→ **TASK TO CARRY OUT**:
Count how many lines hold "this" in the records, and respond with that number by itself.
━━━ DATA EXCERPTS
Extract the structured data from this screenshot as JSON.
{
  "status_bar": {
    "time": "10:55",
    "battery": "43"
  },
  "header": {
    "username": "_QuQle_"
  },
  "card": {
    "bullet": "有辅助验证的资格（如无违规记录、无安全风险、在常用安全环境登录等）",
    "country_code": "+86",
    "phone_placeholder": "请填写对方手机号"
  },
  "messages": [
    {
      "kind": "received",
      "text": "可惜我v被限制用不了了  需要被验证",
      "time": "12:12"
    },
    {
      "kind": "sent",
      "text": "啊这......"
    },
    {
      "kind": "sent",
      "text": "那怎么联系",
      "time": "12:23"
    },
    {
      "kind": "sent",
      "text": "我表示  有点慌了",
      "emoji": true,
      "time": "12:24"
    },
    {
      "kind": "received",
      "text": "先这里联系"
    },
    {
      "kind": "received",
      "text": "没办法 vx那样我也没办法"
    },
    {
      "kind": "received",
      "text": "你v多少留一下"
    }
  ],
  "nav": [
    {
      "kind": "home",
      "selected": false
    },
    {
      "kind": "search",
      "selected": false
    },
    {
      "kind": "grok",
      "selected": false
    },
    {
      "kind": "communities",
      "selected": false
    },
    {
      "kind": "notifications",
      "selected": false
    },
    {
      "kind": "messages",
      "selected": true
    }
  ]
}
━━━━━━
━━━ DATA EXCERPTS
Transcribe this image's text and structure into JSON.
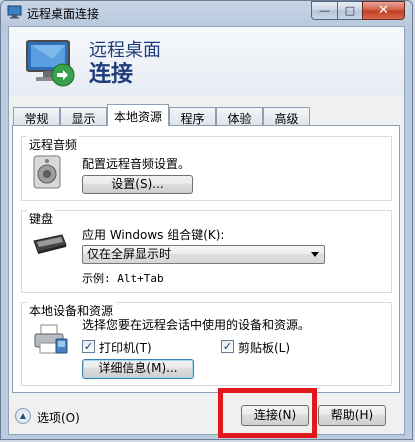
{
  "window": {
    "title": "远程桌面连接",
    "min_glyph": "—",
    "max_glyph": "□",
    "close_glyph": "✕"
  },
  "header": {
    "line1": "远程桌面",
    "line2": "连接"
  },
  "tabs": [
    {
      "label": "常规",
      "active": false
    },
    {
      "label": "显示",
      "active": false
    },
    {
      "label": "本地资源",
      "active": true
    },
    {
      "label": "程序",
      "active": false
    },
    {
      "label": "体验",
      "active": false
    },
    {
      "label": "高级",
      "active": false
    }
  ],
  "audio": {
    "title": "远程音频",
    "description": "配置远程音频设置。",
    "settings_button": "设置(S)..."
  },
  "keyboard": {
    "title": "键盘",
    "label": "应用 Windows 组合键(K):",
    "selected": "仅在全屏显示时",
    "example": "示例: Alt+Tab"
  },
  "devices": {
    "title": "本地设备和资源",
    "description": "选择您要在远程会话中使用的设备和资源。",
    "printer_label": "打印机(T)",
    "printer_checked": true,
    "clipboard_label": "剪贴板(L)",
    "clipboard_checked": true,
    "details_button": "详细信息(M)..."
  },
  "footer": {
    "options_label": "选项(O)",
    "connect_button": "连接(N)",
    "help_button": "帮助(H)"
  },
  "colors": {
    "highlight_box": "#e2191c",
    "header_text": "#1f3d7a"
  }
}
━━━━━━
→ **TASK ANSWER**:
2